◆ **Exercise goal**: The entries are to be reproduced verbatim, with all pictures omitted.

Element data from apps and pages

=== Begin Enclosure ===

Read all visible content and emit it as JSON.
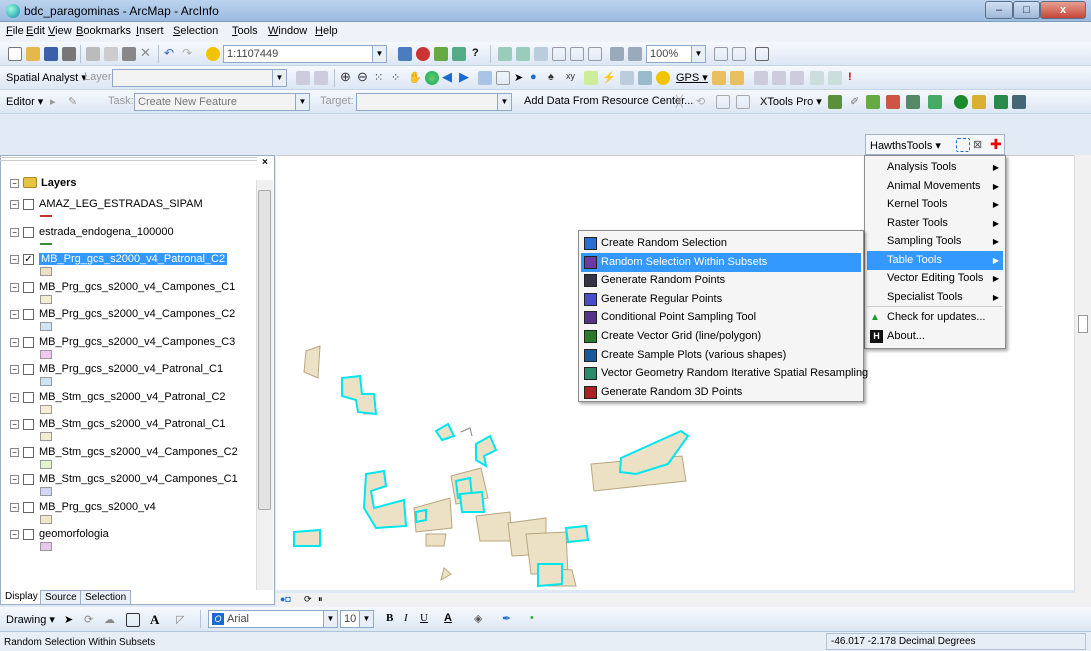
{
  "window": {
    "title": "bdc_paragominas - ArcMap - ArcInfo",
    "min": "–",
    "max": "□",
    "close": "x"
  },
  "menubar": [
    {
      "pre": "",
      "u": "F",
      "post": "ile"
    },
    {
      "pre": "",
      "u": "E",
      "post": "dit"
    },
    {
      "pre": "",
      "u": "V",
      "post": "iew"
    },
    {
      "pre": "",
      "u": "B",
      "post": "ookmarks"
    },
    {
      "pre": "",
      "u": "I",
      "post": "nsert"
    },
    {
      "pre": "",
      "u": "S",
      "post": "election"
    },
    {
      "pre": "",
      "u": "T",
      "post": "ools"
    },
    {
      "pre": "",
      "u": "W",
      "post": "indow"
    },
    {
      "pre": "",
      "u": "H",
      "post": "elp"
    }
  ],
  "toolbar1": {
    "scale": "1:1107449",
    "zoom": "100%"
  },
  "toolbar2": {
    "spatial_analyst": "Spatial Analyst ▾",
    "layer_label": "Layer:",
    "gps": "GPS ▾"
  },
  "toolbar3": {
    "editor": "Editor ▾",
    "task_label": "Task:",
    "task_value": "Create New Feature",
    "target_label": "Target:",
    "add_data": "Add Data From Resource Center...",
    "xtools": "XTools Pro ▾"
  },
  "hawths": {
    "label": "HawthsTools ▾"
  },
  "toc": {
    "root": "Layers",
    "layers": [
      {
        "name": "AMAZ_LEG_ESTRADAS_SIPAM",
        "checked": false,
        "sym": "line",
        "color": "#c0392b"
      },
      {
        "name": "estrada_endogena_100000",
        "checked": false,
        "sym": "line",
        "color": "#3a8a3a"
      },
      {
        "name": "MB_Prg_gcs_s2000_v4_Patronal_C2",
        "checked": true,
        "sym": "poly",
        "color": "#ece1c5",
        "selected": true
      },
      {
        "name": "MB_Prg_gcs_s2000_v4_Campones_C1",
        "checked": false,
        "sym": "poly",
        "color": "#f2eed2"
      },
      {
        "name": "MB_Prg_gcs_s2000_v4_Campones_C2",
        "checked": false,
        "sym": "poly",
        "color": "#cfe4f6"
      },
      {
        "name": "MB_Prg_gcs_s2000_v4_Campones_C3",
        "checked": false,
        "sym": "poly",
        "color": "#f2c8ee"
      },
      {
        "name": "MB_Prg_gcs_s2000_v4_Patronal_C1",
        "checked": false,
        "sym": "poly",
        "color": "#cfe4f6"
      },
      {
        "name": "MB_Stm_gcs_s2000_v4_Patronal_C2",
        "checked": false,
        "sym": "poly",
        "color": "#f5eed2"
      },
      {
        "name": "MB_Stm_gcs_s2000_v4_Patronal_C1",
        "checked": false,
        "sym": "poly",
        "color": "#f2edcf"
      },
      {
        "name": "MB_Stm_gcs_s2000_v4_Campones_C2",
        "checked": false,
        "sym": "poly",
        "color": "#e4f2cf"
      },
      {
        "name": "MB_Stm_gcs_s2000_v4_Campones_C1",
        "checked": false,
        "sym": "poly",
        "color": "#d0d8f5"
      },
      {
        "name": "MB_Prg_gcs_s2000_v4",
        "checked": false,
        "sym": "poly",
        "color": "#efe7c9"
      },
      {
        "name": "geomorfologia",
        "checked": false,
        "sym": "poly",
        "color": "#e7c8ec"
      }
    ],
    "tabs": [
      "Display",
      "Source",
      "Selection"
    ]
  },
  "hawths_menu": [
    {
      "label": "Analysis Tools",
      "sub": true
    },
    {
      "label": "Animal Movements",
      "sub": true
    },
    {
      "label": "Kernel Tools",
      "sub": true
    },
    {
      "label": "Raster Tools",
      "sub": true
    },
    {
      "label": "Sampling Tools",
      "sub": true
    },
    {
      "label": "Table Tools",
      "sub": true,
      "selected": true
    },
    {
      "label": "Vector Editing Tools",
      "sub": true
    },
    {
      "label": "Specialist Tools",
      "sub": true
    },
    {
      "label": "Check for updates...",
      "sub": false,
      "icon": "update-arrow-icon"
    },
    {
      "label": "About...",
      "sub": false,
      "icon": "hawths-logo-icon"
    }
  ],
  "table_menu": [
    {
      "label": "Create Random Selection",
      "icon": "random-selection-icon"
    },
    {
      "label": "Random Selection Within Subsets",
      "icon": "random-subsets-icon",
      "selected": true
    },
    {
      "label": "Generate Random Points",
      "icon": "random-points-icon"
    },
    {
      "label": "Generate Regular Points",
      "icon": "regular-points-icon"
    },
    {
      "label": "Conditional Point Sampling Tool",
      "icon": "conditional-sampling-icon"
    },
    {
      "label": "Create Vector Grid (line/polygon)",
      "icon": "vector-grid-icon"
    },
    {
      "label": "Create Sample Plots (various shapes)",
      "icon": "sample-plots-icon"
    },
    {
      "label": "Vector Geometry Random Iterative Spatial Resampling",
      "icon": "resampling-icon"
    },
    {
      "label": "Generate Random 3D Points",
      "icon": "random-3d-points-icon"
    }
  ],
  "drawing": {
    "label": "Drawing ▾",
    "font": "Arial",
    "size": "10"
  },
  "status": {
    "message": "Random Selection Within Subsets",
    "coords": "-46.017  -2.178 Decimal Degrees"
  },
  "colors": {
    "selection": "#3399ff",
    "feature_fill": "#ece1c5",
    "feature_outline": "#00e5ee"
  }
}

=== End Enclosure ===

◆ **Response**:
Read all visible content and emit it as JSON.
{
  "window": {
    "title": "bdc_paragominas - ArcMap - ArcInfo",
    "min": "–",
    "max": "□",
    "close": "x"
  },
  "menubar": [
    {
      "pre": "",
      "u": "F",
      "post": "ile"
    },
    {
      "pre": "",
      "u": "E",
      "post": "dit"
    },
    {
      "pre": "",
      "u": "V",
      "post": "iew"
    },
    {
      "pre": "",
      "u": "B",
      "post": "ookmarks"
    },
    {
      "pre": "",
      "u": "I",
      "post": "nsert"
    },
    {
      "pre": "",
      "u": "S",
      "post": "election"
    },
    {
      "pre": "",
      "u": "T",
      "post": "ools"
    },
    {
      "pre": "",
      "u": "W",
      "post": "indow"
    },
    {
      "pre": "",
      "u": "H",
      "post": "elp"
    }
  ],
  "toolbar1": {
    "scale": "1:1107449",
    "zoom": "100%"
  },
  "toolbar2": {
    "spatial_analyst": "Spatial Analyst ▾",
    "layer_label": "Layer:",
    "gps": "GPS ▾"
  },
  "toolbar3": {
    "editor": "Editor ▾",
    "task_label": "Task:",
    "task_value": "Create New Feature",
    "target_label": "Target:",
    "add_data": "Add Data From Resource Center...",
    "xtools": "XTools Pro ▾"
  },
  "hawths": {
    "label": "HawthsTools ▾"
  },
  "toc": {
    "root": "Layers",
    "layers": [
      {
        "name": "AMAZ_LEG_ESTRADAS_SIPAM",
        "checked": false,
        "sym": "line",
        "color": "#c0392b"
      },
      {
        "name": "estrada_endogena_100000",
        "checked": false,
        "sym": "line",
        "color": "#3a8a3a"
      },
      {
        "name": "MB_Prg_gcs_s2000_v4_Patronal_C2",
        "checked": true,
        "sym": "poly",
        "color": "#ece1c5",
        "selected": true
      },
      {
        "name": "MB_Prg_gcs_s2000_v4_Campones_C1",
        "checked": false,
        "sym": "poly",
        "color": "#f2eed2"
      },
      {
        "name": "MB_Prg_gcs_s2000_v4_Campones_C2",
        "checked": false,
        "sym": "poly",
        "color": "#cfe4f6"
      },
      {
        "name": "MB_Prg_gcs_s2000_v4_Campones_C3",
        "checked": false,
        "sym": "poly",
        "color": "#f2c8ee"
      },
      {
        "name": "MB_Prg_gcs_s2000_v4_Patronal_C1",
        "checked": false,
        "sym": "poly",
        "color": "#cfe4f6"
      },
      {
        "name": "MB_Stm_gcs_s2000_v4_Patronal_C2",
        "checked": false,
        "sym": "poly",
        "color": "#f5eed2"
      },
      {
        "name": "MB_Stm_gcs_s2000_v4_Patronal_C1",
        "checked": false,
        "sym": "poly",
        "color": "#f2edcf"
      },
      {
        "name": "MB_Stm_gcs_s2000_v4_Campones_C2",
        "checked": false,
        "sym": "poly",
        "color": "#e4f2cf"
      },
      {
        "name": "MB_Stm_gcs_s2000_v4_Campones_C1",
        "checked": false,
        "sym": "poly",
        "color": "#d0d8f5"
      },
      {
        "name": "MB_Prg_gcs_s2000_v4",
        "checked": false,
        "sym": "poly",
        "color": "#efe7c9"
      },
      {
        "name": "geomorfologia",
        "checked": false,
        "sym": "poly",
        "color": "#e7c8ec"
      }
    ],
    "tabs": [
      "Display",
      "Source",
      "Selection"
    ]
  },
  "hawths_menu": [
    {
      "label": "Analysis Tools",
      "sub": true
    },
    {
      "label": "Animal Movements",
      "sub": true
    },
    {
      "label": "Kernel Tools",
      "sub": true
    },
    {
      "label": "Raster Tools",
      "sub": true
    },
    {
      "label": "Sampling Tools",
      "sub": true
    },
    {
      "label": "Table Tools",
      "sub": true,
      "selected": true
    },
    {
      "label": "Vector Editing Tools",
      "sub": true
    },
    {
      "label": "Specialist Tools",
      "sub": true
    },
    {
      "label": "Check for updates...",
      "sub": false,
      "icon": "update-arrow-icon"
    },
    {
      "label": "About...",
      "sub": false,
      "icon": "hawths-logo-icon"
    }
  ],
  "table_menu": [
    {
      "label": "Create Random Selection",
      "icon": "random-selection-icon"
    },
    {
      "label": "Random Selection Within Subsets",
      "icon": "random-subsets-icon",
      "selected": true
    },
    {
      "label": "Generate Random Points",
      "icon": "random-points-icon"
    },
    {
      "label": "Generate Regular Points",
      "icon": "regular-points-icon"
    },
    {
      "label": "Conditional Point Sampling Tool",
      "icon": "conditional-sampling-icon"
    },
    {
      "label": "Create Vector Grid (line/polygon)",
      "icon": "vector-grid-icon"
    },
    {
      "label": "Create Sample Plots (various shapes)",
      "icon": "sample-plots-icon"
    },
    {
      "label": "Vector Geometry Random Iterative Spatial Resampling",
      "icon": "resampling-icon"
    },
    {
      "label": "Generate Random 3D Points",
      "icon": "random-3d-points-icon"
    }
  ],
  "drawing": {
    "label": "Drawing ▾",
    "font": "Arial",
    "size": "10"
  },
  "status": {
    "message": "Random Selection Within Subsets",
    "coords": "-46.017  -2.178 Decimal Degrees"
  },
  "colors": {
    "selection": "#3399ff",
    "feature_fill": "#ece1c5",
    "feature_outline": "#00e5ee"
  }
}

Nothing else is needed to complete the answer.